* [Directions for this task]: Where a line below holds the string "RunBuddy", that line goes into the answer.

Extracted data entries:
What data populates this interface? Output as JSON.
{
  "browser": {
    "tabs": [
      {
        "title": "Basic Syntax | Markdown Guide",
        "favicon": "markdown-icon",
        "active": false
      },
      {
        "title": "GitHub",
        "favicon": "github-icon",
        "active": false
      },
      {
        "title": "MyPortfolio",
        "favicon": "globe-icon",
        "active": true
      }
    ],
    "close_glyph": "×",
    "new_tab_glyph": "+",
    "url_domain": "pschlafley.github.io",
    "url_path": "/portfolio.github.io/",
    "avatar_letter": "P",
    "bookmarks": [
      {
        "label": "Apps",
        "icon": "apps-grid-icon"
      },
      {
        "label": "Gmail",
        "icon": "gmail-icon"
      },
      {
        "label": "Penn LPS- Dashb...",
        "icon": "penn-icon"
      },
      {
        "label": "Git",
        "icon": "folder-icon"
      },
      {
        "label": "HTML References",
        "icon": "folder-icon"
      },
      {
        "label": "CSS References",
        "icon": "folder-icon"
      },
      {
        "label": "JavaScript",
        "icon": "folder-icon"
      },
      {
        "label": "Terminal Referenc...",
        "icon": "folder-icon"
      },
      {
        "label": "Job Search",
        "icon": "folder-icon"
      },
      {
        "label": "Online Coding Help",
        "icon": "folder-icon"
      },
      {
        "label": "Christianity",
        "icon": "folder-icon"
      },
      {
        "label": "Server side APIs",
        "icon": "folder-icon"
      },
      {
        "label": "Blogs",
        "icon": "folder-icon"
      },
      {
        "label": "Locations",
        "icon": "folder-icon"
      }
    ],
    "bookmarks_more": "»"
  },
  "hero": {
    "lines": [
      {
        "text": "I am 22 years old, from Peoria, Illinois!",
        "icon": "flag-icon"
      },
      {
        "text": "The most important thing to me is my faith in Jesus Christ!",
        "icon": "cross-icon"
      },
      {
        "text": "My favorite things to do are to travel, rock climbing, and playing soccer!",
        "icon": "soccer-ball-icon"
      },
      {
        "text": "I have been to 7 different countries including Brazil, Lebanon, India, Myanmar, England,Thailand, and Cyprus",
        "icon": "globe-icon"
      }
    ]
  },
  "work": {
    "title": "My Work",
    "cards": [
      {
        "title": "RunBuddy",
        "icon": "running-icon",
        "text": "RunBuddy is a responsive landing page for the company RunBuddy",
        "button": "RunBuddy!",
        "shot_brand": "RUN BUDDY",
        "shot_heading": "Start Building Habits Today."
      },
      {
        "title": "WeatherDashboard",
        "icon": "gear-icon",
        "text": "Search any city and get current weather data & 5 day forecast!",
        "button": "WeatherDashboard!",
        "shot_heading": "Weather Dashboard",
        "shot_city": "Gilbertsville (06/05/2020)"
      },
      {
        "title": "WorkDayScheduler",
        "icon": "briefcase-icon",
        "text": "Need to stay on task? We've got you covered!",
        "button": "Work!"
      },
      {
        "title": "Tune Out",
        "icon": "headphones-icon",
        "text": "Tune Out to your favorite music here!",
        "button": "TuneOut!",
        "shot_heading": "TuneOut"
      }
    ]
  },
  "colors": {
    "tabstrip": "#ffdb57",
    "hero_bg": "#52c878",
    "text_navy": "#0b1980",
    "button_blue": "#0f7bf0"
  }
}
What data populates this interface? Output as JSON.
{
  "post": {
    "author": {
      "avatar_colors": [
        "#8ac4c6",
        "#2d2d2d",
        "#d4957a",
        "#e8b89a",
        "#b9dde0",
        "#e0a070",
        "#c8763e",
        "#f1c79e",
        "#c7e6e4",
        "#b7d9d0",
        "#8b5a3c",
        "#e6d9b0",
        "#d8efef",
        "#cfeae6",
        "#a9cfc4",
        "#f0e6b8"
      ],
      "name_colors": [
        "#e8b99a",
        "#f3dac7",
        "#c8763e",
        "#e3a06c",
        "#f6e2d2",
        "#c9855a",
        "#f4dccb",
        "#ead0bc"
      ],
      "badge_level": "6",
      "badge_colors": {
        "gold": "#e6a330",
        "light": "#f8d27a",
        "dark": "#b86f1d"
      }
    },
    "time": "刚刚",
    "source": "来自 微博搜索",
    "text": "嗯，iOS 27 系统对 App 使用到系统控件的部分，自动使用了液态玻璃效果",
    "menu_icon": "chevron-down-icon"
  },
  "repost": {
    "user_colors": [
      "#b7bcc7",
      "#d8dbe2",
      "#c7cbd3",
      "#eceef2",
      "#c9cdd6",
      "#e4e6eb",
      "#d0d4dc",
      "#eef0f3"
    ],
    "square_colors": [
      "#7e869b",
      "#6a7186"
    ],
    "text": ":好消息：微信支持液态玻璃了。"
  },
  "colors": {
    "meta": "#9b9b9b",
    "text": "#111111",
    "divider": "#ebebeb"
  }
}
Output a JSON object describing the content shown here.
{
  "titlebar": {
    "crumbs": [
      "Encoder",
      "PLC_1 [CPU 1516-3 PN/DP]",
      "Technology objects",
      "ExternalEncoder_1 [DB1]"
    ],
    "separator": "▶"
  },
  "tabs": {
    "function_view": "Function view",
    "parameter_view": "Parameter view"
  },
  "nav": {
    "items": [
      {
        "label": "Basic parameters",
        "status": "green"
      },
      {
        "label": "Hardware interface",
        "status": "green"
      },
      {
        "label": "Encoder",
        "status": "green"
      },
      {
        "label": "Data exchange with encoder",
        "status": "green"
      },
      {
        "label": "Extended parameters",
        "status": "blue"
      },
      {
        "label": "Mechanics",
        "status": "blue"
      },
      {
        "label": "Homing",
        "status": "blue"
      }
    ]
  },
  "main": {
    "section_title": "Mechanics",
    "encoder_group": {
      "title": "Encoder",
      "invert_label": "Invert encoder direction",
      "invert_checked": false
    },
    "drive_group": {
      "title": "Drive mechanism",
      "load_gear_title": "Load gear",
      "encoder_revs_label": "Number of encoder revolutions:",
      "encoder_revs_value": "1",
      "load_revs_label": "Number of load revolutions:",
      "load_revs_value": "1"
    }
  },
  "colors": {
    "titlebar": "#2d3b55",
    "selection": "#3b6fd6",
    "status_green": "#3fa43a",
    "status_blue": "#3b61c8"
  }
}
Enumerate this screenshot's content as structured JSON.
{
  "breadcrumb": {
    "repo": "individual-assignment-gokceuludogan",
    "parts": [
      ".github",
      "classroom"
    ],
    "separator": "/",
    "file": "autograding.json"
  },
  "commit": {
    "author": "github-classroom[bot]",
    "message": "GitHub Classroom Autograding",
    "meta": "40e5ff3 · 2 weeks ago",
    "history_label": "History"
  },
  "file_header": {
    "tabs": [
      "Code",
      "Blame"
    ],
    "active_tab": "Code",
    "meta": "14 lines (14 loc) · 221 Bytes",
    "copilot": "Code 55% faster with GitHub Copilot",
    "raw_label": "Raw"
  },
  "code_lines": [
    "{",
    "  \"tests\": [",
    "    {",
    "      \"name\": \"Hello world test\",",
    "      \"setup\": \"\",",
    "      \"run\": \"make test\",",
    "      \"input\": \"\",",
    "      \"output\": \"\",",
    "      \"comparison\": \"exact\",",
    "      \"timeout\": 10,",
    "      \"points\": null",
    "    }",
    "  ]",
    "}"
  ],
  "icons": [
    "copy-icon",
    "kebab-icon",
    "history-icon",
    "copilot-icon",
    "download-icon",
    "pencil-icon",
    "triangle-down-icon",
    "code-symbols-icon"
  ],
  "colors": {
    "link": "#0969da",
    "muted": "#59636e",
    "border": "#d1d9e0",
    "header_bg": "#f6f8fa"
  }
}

* [Response to this task]:
        "title": "RunBuddy",
        "text": "RunBuddy is a responsive landing page for the company RunBuddy",
        "button": "RunBuddy!",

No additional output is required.